May 16, 1968 - January 20, 1969
|President||Lyndon B. Johnson|
|John W. Gardner|
Wilbur Joseph Cohen
June 10, 1913
Milwaukee, Wisconsin, U.S.
|Died||May 17, 1987 (aged 73)|
Seoul, South Korea
|Spouse(s)||Eloise Bittel (1938-present)|
|Education||University of Wisconsin, Madison (BA)|
Wilbur Joseph Cohen (June 10, 1913 – May 17, 1987) was an American social scientist and civil servant. He was one of the key architects in the creation and expansion of the American welfare state and was involved in the creation of both the New Deal and Great Society programs.
Cohen was born in Milwaukee, Wisconsin, to Bessie (née Rubenstein) and Aaron Cohen. He was known to by several nicknames. He was once dubbed "The Man Who Built Medicare" and John F. Kennedy tagged him "Mr. Social Security", although it was Frances Perkins, the first woman Secretary of Labor (under FDR), who was the architect of social security. The New York Times called him "one of the country's foremost technicians in public welfare." Time portrayed him as a man of "boundless energy, infectious enthusiasm, and a drive for action." He was a leading expert on Social Security and a member of Americans for Democratic Action.
On April 8, 1938, Cohen married Eloise Bittel. They had three sons: Christopher, Bruce and Stuart.
He was Director of the Bureau of Research and Statistics in charge of program development and legislative coordination with Congress for the Social Security Board (SSB), which was renamed the Social Security Administration in 1946.
President Lyndon B. Johnson elevated him to Under Secretary in 1965, and he served as the U.S. Secretary of Health, Education, and Welfare from May 1968 to the end of Johnson's term, following the resignation of John W. Gardner. With a tenure of 249 days, Cohen became the shortest-ever secretary of that department, as the office was succeeded by the U.S. Secretary of Health and Human Services in 1980. Cohen also served a shorter tenure than any Secretary of Health and Human Services did, until 2017, when Tom Price, the first Secretary of Health and Human Services of the Trump administration, resigned after just 231 days, setting a new record for the shortest tenure.
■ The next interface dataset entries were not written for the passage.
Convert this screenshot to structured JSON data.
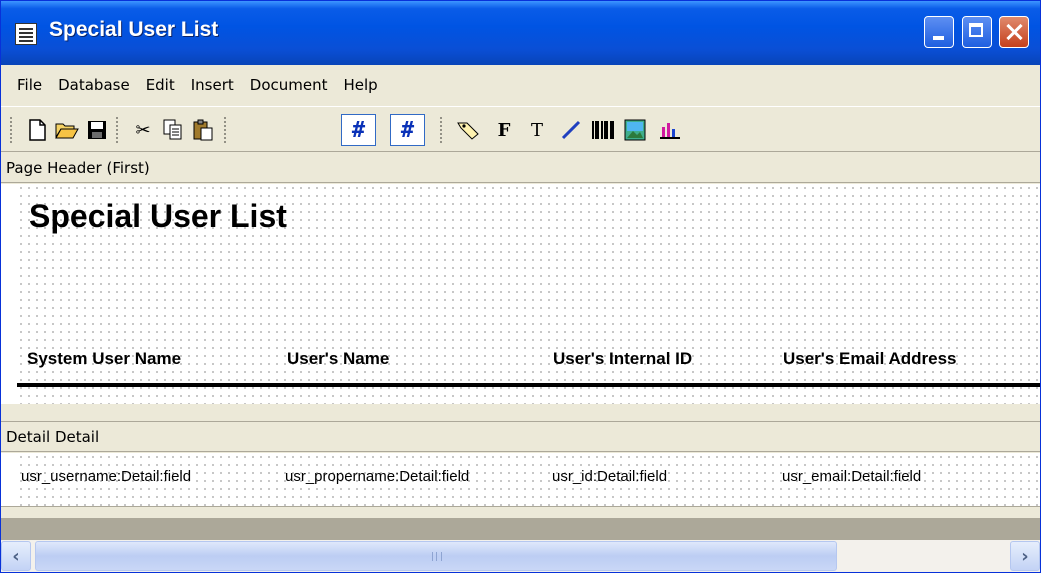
{
  "window": {
    "title": "Special User List"
  },
  "menu": {
    "items": [
      "File",
      "Database",
      "Edit",
      "Insert",
      "Document",
      "Help"
    ]
  },
  "toolbar": {
    "buttons": [
      {
        "name": "new-document-icon",
        "glyph": "🗋"
      },
      {
        "name": "open-folder-icon",
        "glyph": "📂"
      },
      {
        "name": "save-icon",
        "glyph": "💾"
      },
      {
        "name": "cut-icon",
        "glyph": "✂"
      },
      {
        "name": "copy-icon",
        "glyph": "📄"
      },
      {
        "name": "paste-icon",
        "glyph": "📋"
      },
      {
        "name": "grid-toggle-icon",
        "glyph": "#"
      },
      {
        "name": "snap-to-grid-icon",
        "glyph": "#"
      },
      {
        "name": "label-tool-icon",
        "glyph": "🏷"
      },
      {
        "name": "field-tool-icon",
        "glyph": "F"
      },
      {
        "name": "text-tool-icon",
        "glyph": "T"
      },
      {
        "name": "line-tool-icon",
        "glyph": "╱"
      },
      {
        "name": "barcode-tool-icon",
        "glyph": "‖‖"
      },
      {
        "name": "image-tool-icon",
        "glyph": "▣"
      },
      {
        "name": "chart-tool-icon",
        "glyph": "▮"
      }
    ]
  },
  "page_header": {
    "band_label": "Page Header (First)",
    "report_title": "Special User List",
    "columns": [
      "System User Name",
      "User's Name",
      "User's Internal ID",
      "User's Email Address"
    ]
  },
  "detail": {
    "band_label": "Detail Detail",
    "fields": [
      "usr_username:Detail:field",
      "usr_propername:Detail:field",
      "usr_id:Detail:field",
      "usr_email:Detail:field"
    ]
  }
}
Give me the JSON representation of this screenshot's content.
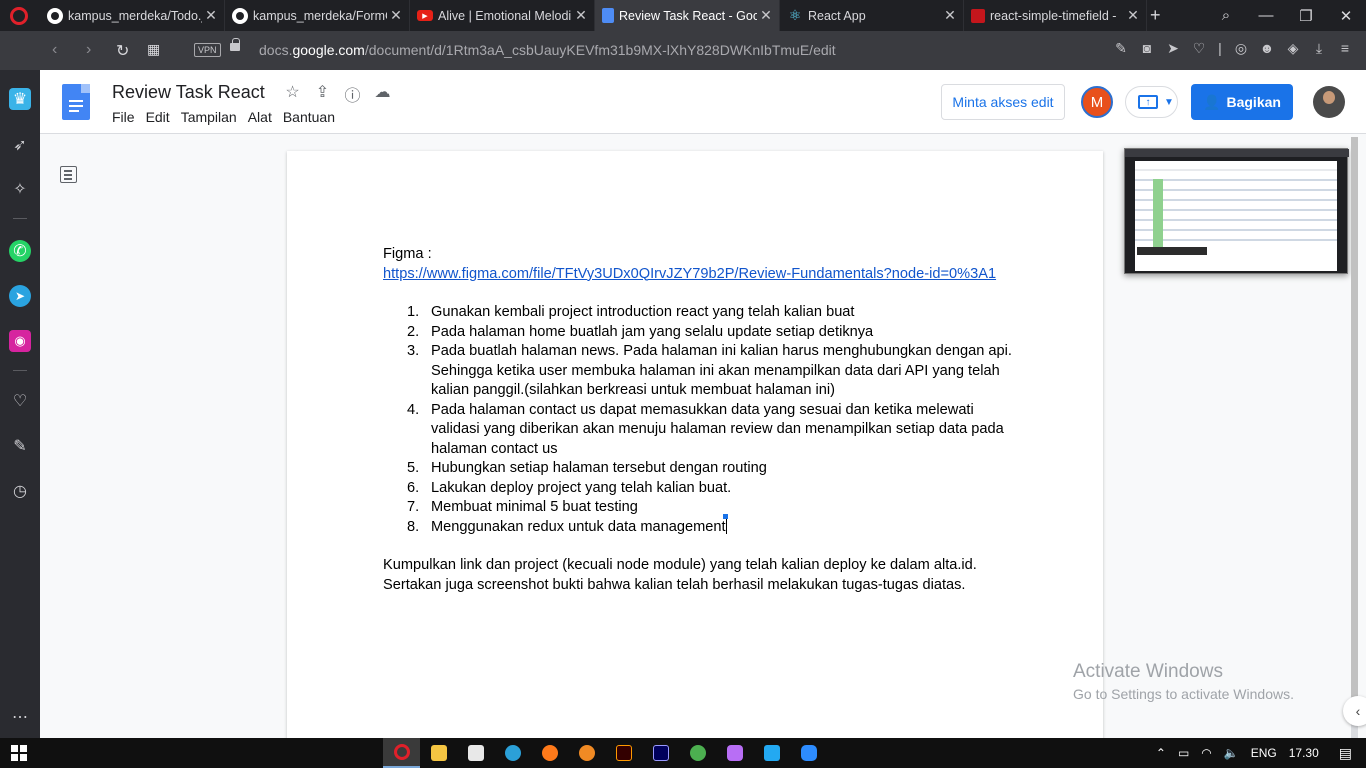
{
  "browser": {
    "tabs": [
      {
        "title": "kampus_merdeka/Todo.j",
        "favicon": "github-icon",
        "active": false
      },
      {
        "title": "kampus_merdeka/FormC",
        "favicon": "github-icon",
        "active": false
      },
      {
        "title": "Alive | Emotional Melodi",
        "favicon": "youtube-icon",
        "active": false
      },
      {
        "title": "Review Task React - Goo",
        "favicon": "docs-icon",
        "active": true
      },
      {
        "title": "React App",
        "favicon": "react-icon",
        "active": false
      },
      {
        "title": "react-simple-timefield - ",
        "favicon": "red-square-icon",
        "active": false
      }
    ],
    "new_tab_symbol": "+",
    "vpn_label": "VPN",
    "url_prefix": "docs.",
    "url_domain": "google.com",
    "url_path": "/document/d/1Rtm3aA_csbUauyKEVfm31b9MX-lXhY828DWKnIbTmuE/edit"
  },
  "docs": {
    "title": "Review Task React",
    "menu": [
      "File",
      "Edit",
      "Tampilan",
      "Alat",
      "Bantuan"
    ],
    "request_edit_label": "Minta akses edit",
    "avatar_initial": "M",
    "share_label": "Bagikan",
    "colors": {
      "accent": "#1a73e8",
      "avatar": "#e8501c",
      "link": "#1155cc"
    }
  },
  "document": {
    "figma_label": "Figma :",
    "figma_link": "https://www.figma.com/file/TFtVy3UDx0QIrvJZY79b2P/Review-Fundamentals?node-id=0%3A1",
    "items": [
      {
        "num": "1.",
        "text": "Gunakan kembali project introduction react yang telah kalian buat"
      },
      {
        "num": "2.",
        "text": "Pada halaman home buatlah jam yang selalu update setiap detiknya"
      },
      {
        "num": "3.",
        "text": "Pada buatlah halaman news. Pada halaman ini kalian harus menghubungkan dengan api. Sehingga ketika user membuka halaman ini akan menampilkan data dari API yang telah kalian panggil.(silahkan berkreasi untuk membuat halaman ini)"
      },
      {
        "num": "4.",
        "text": "Pada halaman contact us dapat memasukkan data yang sesuai dan ketika melewati validasi yang diberikan akan menuju halaman review dan menampilkan setiap data pada halaman contact us"
      },
      {
        "num": "5.",
        "text": "Hubungkan setiap halaman tersebut dengan routing"
      },
      {
        "num": "6.",
        "text": "Lakukan deploy project yang telah kalian buat."
      },
      {
        "num": "7.",
        "text": "Membuat minimal 5 buat testing"
      },
      {
        "num": "8.",
        "text": "Menggunakan redux untuk data management"
      }
    ],
    "closing_line1": "Kumpulkan link dan project (kecuali node module) yang telah kalian deploy ke dalam alta.id.",
    "closing_line2": "Sertakan juga screenshot bukti bahwa kalian telah berhasil melakukan tugas-tugas diatas."
  },
  "watermark": {
    "line1": "Activate Windows",
    "line2": "Go to Settings to activate Windows."
  },
  "taskbar": {
    "language": "ENG",
    "time": "17.30"
  }
}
In 1969, Cohen retired at the end of a Johnson's administration. In 1970, Cohen served as the president of the American Public Welfare Association (renamed the American Public Human Services Association in 1997). In 1971, Cohen was elected to the Common Cause National Governing Board. In 1980 Cohen became a Professor of Public Affairs at the University of Texas at Austin.
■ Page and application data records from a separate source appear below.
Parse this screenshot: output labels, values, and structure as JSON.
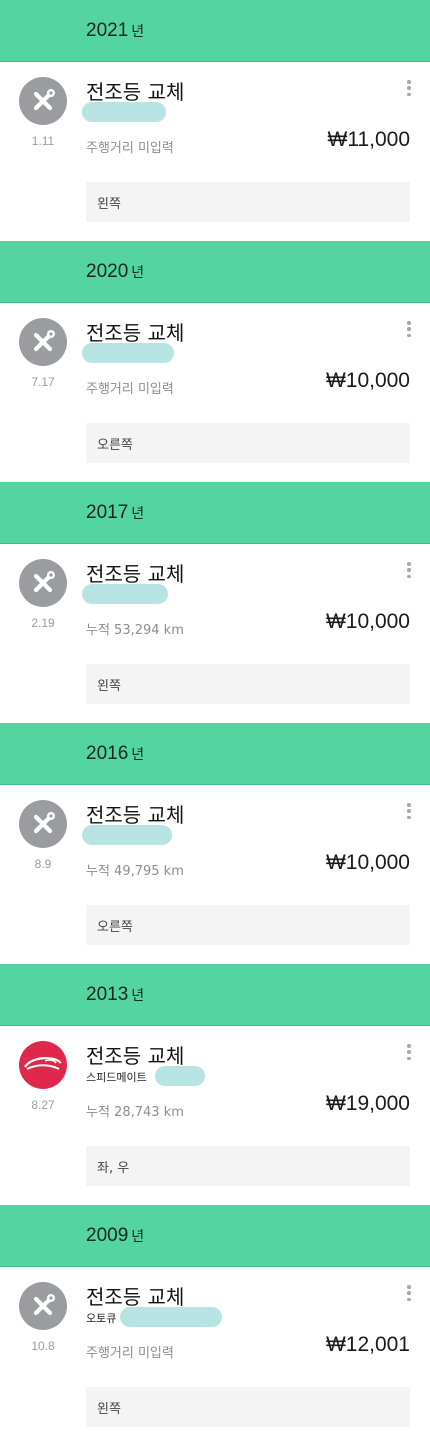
{
  "colors": {
    "header": "#54d4a0",
    "note_bg": "#f4f4f4",
    "icon_gray": "#9a9ca0",
    "icon_red": "#e0284c"
  },
  "year_suffix": "년",
  "records": [
    {
      "year": "2021",
      "title": "전조등 교체",
      "subtitle": "",
      "date": "1.11",
      "distance": "주행거리 미입력",
      "price": "₩11,000",
      "note": "왼쪽",
      "icon": "wrench-icon"
    },
    {
      "year": "2020",
      "title": "전조등 교체",
      "subtitle": "",
      "date": "7.17",
      "distance": "주행거리 미입력",
      "price": "₩10,000",
      "note": "오른쪽",
      "icon": "wrench-icon"
    },
    {
      "year": "2017",
      "title": "전조등 교체",
      "subtitle": "",
      "date": "2.19",
      "distance": "누적 53,294 km",
      "price": "₩10,000",
      "note": "왼쪽",
      "icon": "wrench-icon"
    },
    {
      "year": "2016",
      "title": "전조등 교체",
      "subtitle": "",
      "date": "8.9",
      "distance": "누적 49,795 km",
      "price": "₩10,000",
      "note": "오른쪽",
      "icon": "wrench-icon"
    },
    {
      "year": "2013",
      "title": "전조등 교체",
      "subtitle": "스피드메이트",
      "date": "8.27",
      "distance": "누적 28,743 km",
      "price": "₩19,000",
      "note": "좌, 우",
      "icon": "speedmate-logo-icon"
    },
    {
      "year": "2009",
      "title": "전조등 교체",
      "subtitle": "오토큐",
      "date": "10.8",
      "distance": "주행거리 미입력",
      "price": "₩12,001",
      "note": "왼쪽",
      "icon": "wrench-icon"
    }
  ]
}
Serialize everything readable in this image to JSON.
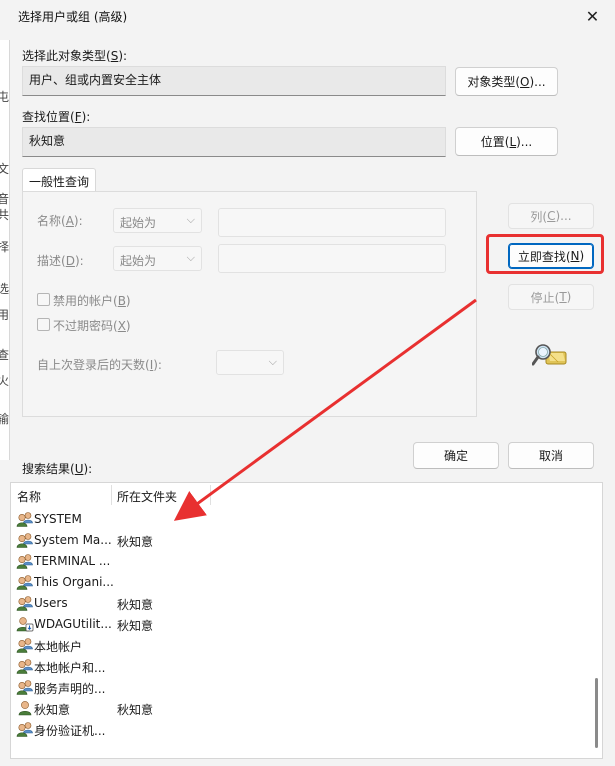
{
  "window": {
    "title": "选择用户或组 (高级)"
  },
  "left_strip": [
    "屯",
    "文",
    "音",
    "共",
    "择",
    "选",
    "用",
    "查",
    "火",
    "输"
  ],
  "object_type": {
    "label": "选择此对象类型(",
    "key": "S",
    "label_end": "):",
    "value": "用户、组或内置安全主体",
    "button": "对象类型(",
    "button_key": "O",
    "button_end": ")..."
  },
  "location": {
    "label": "查找位置(",
    "key": "F",
    "label_end": "):",
    "value": "秋知意",
    "button": "位置(",
    "button_key": "L",
    "button_end": ")..."
  },
  "tab": {
    "label": "一般性查询"
  },
  "query": {
    "name_label": "名称(",
    "name_key": "A",
    "name_end": "):",
    "name_mode": "起始为",
    "desc_label": "描述(",
    "desc_key": "D",
    "desc_end": "):",
    "desc_mode": "起始为",
    "disabled_accounts": "禁用的帐户(",
    "disabled_key": "B",
    "disabled_end": ")",
    "non_expiring": "不过期密码(",
    "non_expiring_key": "X",
    "non_expiring_end": ")",
    "days_label": "自上次登录后的天数(",
    "days_key": "I",
    "days_end": "):"
  },
  "side_buttons": {
    "columns": "列(",
    "columns_key": "C",
    "columns_end": ")...",
    "find_now": "立即查找(",
    "find_now_key": "N",
    "find_now_end": ")",
    "stop": "停止(",
    "stop_key": "T",
    "stop_end": ")"
  },
  "actions": {
    "ok": "确定",
    "cancel": "取消"
  },
  "results": {
    "label": "搜索结果(",
    "label_key": "U",
    "label_end": "):",
    "columns": [
      "名称",
      "所在文件夹"
    ],
    "rows": [
      {
        "name": "SYSTEM",
        "folder": "",
        "icon": "group-icon"
      },
      {
        "name": "System Ma...",
        "folder": "秋知意",
        "icon": "group-icon"
      },
      {
        "name": "TERMINAL ...",
        "folder": "",
        "icon": "group-icon"
      },
      {
        "name": "This Organi...",
        "folder": "",
        "icon": "group-icon"
      },
      {
        "name": "Users",
        "folder": "秋知意",
        "icon": "group-icon"
      },
      {
        "name": "WDAGUtilit...",
        "folder": "秋知意",
        "icon": "user-download-icon"
      },
      {
        "name": "本地帐户",
        "folder": "",
        "icon": "group-icon"
      },
      {
        "name": "本地帐户和...",
        "folder": "",
        "icon": "group-icon"
      },
      {
        "name": "服务声明的...",
        "folder": "",
        "icon": "group-icon"
      },
      {
        "name": "秋知意",
        "folder": "秋知意",
        "icon": "user-icon"
      },
      {
        "name": "身份验证机...",
        "folder": "",
        "icon": "group-icon"
      }
    ]
  },
  "colors": {
    "highlight": "#e83030",
    "accent": "#0067c0"
  }
}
The University of Michigan in Ann Arbor, where Cohen was a professor of Public Welfare Administration and lived for many years, established the Wilbur J. Cohen Collegiate Professor of Social Work professorship in his honor.
Cohen in the early days of Social Security with Maurine Mulliner, who was the Executive Secretary of the Social Security Board in 1935.
The Wilbur J. Cohen Building at the current US Department of Health and Human Services in Washington, D.C.
John W. Gardner
| United States Secretary of Health, Education, and Welfare
May 16, 1968 – January 20, 1969
Robert H. Finch